[GIVEN INFORMATION]

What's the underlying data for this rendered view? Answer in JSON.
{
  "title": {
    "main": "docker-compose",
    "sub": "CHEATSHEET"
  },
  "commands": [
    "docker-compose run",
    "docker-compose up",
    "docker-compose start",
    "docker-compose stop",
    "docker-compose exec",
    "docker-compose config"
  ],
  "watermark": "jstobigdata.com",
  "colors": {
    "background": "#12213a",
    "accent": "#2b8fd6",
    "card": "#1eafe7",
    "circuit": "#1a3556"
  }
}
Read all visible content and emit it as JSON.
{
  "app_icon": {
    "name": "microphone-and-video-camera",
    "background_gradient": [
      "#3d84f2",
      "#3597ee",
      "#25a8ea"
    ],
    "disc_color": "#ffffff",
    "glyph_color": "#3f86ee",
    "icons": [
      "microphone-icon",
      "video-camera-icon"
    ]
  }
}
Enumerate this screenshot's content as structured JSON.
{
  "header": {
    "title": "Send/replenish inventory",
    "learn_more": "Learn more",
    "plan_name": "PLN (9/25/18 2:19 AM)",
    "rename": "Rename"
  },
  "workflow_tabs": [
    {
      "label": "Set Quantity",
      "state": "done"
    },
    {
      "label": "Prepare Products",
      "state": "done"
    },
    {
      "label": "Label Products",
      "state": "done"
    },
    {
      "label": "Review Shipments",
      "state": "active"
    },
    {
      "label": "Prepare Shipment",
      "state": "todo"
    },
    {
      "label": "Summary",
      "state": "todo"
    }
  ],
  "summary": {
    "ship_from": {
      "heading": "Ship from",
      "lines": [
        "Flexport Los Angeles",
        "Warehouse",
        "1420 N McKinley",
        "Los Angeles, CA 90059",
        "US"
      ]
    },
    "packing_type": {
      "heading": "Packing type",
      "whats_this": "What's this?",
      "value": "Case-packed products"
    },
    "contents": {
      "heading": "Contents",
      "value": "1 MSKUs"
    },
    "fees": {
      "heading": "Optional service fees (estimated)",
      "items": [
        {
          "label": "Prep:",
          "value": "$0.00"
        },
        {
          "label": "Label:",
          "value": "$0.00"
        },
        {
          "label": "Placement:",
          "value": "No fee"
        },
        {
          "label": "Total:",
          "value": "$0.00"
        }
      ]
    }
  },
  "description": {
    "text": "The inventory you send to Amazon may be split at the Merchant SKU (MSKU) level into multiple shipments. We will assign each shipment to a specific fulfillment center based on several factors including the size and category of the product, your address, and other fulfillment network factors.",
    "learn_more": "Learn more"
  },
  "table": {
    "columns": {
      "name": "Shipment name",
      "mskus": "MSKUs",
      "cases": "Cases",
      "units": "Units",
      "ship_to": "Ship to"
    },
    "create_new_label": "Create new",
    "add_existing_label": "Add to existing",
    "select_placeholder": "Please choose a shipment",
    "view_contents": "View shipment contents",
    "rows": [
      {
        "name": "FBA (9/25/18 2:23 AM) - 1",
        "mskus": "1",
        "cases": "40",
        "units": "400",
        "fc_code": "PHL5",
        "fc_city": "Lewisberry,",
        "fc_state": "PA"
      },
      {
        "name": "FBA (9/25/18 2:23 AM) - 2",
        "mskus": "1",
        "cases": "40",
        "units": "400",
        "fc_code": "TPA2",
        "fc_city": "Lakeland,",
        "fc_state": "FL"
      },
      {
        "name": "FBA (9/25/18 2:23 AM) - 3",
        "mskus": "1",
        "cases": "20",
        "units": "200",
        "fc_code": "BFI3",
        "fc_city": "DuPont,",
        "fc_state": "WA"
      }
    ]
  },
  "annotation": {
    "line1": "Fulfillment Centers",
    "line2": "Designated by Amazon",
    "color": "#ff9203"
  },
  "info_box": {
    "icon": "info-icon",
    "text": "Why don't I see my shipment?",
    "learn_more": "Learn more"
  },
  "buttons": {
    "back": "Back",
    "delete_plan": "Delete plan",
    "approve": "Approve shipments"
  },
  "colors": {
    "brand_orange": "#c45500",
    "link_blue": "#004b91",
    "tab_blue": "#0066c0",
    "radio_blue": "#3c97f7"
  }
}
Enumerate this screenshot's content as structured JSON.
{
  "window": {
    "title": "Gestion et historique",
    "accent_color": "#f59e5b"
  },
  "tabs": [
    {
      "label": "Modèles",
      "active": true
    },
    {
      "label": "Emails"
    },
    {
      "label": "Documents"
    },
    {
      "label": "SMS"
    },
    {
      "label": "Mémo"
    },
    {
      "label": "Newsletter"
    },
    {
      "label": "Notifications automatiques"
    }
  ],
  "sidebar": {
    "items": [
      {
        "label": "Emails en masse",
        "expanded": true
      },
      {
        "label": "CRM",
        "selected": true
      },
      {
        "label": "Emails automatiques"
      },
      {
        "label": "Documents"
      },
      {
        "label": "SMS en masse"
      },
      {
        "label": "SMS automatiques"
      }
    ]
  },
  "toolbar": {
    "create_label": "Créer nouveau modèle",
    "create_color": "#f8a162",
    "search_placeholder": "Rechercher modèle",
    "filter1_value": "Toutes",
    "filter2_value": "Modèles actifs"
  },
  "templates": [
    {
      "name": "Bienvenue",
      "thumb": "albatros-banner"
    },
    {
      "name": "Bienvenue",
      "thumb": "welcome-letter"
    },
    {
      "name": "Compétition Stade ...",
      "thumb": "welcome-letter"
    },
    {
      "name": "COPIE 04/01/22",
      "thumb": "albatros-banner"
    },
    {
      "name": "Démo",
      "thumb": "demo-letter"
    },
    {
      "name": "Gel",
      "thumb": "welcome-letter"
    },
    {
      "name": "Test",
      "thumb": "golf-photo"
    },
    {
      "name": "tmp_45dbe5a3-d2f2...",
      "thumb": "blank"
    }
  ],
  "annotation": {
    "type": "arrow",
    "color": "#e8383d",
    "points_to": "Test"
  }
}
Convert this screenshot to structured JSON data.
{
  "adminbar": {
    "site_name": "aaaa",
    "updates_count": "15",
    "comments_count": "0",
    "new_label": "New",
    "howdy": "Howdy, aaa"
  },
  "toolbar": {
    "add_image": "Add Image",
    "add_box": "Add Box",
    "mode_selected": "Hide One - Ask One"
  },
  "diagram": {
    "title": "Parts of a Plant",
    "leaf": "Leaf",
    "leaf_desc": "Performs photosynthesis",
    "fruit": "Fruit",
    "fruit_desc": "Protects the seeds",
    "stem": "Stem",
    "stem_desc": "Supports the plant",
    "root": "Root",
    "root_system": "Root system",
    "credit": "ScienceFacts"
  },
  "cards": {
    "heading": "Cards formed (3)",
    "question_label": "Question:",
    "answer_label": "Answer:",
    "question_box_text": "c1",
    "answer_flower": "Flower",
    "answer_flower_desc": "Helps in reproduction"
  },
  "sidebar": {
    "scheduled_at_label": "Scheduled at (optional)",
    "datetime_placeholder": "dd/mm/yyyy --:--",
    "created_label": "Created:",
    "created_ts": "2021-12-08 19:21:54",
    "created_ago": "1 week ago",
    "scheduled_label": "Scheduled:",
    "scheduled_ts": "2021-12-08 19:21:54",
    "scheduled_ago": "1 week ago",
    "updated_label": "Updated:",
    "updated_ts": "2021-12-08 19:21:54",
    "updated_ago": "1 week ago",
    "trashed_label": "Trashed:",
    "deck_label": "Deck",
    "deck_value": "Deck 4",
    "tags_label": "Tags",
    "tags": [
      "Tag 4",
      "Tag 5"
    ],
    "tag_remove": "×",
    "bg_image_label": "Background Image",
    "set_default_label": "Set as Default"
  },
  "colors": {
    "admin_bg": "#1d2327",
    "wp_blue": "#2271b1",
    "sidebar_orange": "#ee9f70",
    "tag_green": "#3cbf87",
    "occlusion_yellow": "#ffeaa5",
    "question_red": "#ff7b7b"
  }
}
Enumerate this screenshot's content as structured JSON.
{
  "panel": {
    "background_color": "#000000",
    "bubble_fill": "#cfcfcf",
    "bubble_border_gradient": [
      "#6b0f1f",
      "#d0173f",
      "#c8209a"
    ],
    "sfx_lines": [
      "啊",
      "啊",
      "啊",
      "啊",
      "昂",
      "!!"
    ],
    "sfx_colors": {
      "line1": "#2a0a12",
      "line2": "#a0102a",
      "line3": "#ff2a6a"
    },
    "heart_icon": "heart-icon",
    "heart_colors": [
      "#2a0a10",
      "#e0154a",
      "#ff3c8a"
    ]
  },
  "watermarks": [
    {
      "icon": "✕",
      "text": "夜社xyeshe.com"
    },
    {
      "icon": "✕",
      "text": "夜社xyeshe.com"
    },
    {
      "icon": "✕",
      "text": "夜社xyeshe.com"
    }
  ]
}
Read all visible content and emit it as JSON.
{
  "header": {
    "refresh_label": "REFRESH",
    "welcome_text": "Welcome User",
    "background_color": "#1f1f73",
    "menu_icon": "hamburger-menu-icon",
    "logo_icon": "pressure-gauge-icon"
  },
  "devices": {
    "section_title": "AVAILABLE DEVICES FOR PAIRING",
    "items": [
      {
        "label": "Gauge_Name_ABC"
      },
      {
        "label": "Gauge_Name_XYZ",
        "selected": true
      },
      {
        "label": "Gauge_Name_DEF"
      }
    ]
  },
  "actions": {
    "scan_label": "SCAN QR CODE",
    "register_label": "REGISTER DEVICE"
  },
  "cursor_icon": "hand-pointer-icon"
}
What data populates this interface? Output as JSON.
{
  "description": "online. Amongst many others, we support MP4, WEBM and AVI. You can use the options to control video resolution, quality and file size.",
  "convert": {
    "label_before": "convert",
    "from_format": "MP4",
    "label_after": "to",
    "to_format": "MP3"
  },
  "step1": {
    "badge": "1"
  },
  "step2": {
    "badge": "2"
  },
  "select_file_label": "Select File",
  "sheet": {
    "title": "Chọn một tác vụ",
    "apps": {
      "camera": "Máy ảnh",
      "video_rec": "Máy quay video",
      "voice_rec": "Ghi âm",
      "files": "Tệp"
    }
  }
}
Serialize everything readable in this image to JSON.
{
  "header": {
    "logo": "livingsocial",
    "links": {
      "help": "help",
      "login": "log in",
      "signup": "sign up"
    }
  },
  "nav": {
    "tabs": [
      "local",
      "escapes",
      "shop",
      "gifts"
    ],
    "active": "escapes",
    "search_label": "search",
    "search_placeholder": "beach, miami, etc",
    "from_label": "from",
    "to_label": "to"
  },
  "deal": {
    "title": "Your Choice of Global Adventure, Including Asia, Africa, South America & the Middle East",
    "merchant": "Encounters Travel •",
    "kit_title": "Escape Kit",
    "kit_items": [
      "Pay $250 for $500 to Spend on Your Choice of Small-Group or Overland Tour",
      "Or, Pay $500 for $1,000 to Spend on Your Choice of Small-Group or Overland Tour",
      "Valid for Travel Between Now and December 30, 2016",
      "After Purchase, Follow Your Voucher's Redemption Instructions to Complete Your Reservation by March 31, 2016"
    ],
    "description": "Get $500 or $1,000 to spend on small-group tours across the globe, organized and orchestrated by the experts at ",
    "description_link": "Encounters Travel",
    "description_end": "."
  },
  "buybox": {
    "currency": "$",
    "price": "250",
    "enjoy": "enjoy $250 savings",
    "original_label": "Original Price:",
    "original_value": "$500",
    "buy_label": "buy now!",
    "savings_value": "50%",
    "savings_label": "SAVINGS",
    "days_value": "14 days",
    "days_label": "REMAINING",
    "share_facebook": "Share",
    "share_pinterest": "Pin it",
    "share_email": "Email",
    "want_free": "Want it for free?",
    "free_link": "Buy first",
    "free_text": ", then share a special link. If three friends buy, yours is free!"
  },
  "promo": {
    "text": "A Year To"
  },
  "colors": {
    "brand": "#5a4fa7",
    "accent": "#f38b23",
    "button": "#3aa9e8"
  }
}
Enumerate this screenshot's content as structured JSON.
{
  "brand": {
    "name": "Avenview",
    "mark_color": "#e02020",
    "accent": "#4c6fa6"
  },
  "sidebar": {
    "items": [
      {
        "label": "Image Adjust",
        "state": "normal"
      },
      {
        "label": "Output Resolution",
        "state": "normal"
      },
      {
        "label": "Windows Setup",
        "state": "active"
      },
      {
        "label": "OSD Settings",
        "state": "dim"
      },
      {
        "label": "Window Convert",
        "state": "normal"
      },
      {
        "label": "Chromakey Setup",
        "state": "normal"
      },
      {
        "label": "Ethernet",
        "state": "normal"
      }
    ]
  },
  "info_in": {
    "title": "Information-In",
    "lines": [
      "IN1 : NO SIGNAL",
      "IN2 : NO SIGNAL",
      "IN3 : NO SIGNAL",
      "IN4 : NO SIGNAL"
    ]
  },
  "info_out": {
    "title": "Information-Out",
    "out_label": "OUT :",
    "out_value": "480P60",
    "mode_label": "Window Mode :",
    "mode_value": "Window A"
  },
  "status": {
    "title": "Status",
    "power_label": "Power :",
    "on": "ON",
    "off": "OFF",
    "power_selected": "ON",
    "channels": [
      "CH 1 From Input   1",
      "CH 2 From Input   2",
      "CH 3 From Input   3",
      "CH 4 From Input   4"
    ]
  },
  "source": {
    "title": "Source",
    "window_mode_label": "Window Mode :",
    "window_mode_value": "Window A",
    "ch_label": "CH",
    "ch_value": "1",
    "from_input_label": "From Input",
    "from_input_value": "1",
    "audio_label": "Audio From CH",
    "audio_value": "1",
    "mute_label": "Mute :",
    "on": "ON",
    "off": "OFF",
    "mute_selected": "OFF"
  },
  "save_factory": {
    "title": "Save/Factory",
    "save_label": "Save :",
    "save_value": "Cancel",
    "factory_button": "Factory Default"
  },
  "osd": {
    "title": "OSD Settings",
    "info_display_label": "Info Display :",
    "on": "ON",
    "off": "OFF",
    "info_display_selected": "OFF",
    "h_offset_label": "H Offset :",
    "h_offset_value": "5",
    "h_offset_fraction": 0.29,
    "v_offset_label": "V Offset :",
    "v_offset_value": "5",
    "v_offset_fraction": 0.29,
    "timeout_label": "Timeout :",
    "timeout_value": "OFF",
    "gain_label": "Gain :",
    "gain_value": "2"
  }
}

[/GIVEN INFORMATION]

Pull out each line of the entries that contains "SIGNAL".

RESULT OF THIS TASK:
      "IN1 : NO SIGNAL",
      "IN2 : NO SIGNAL",
      "IN3 : NO SIGNAL",
      "IN4 : NO SIGNAL"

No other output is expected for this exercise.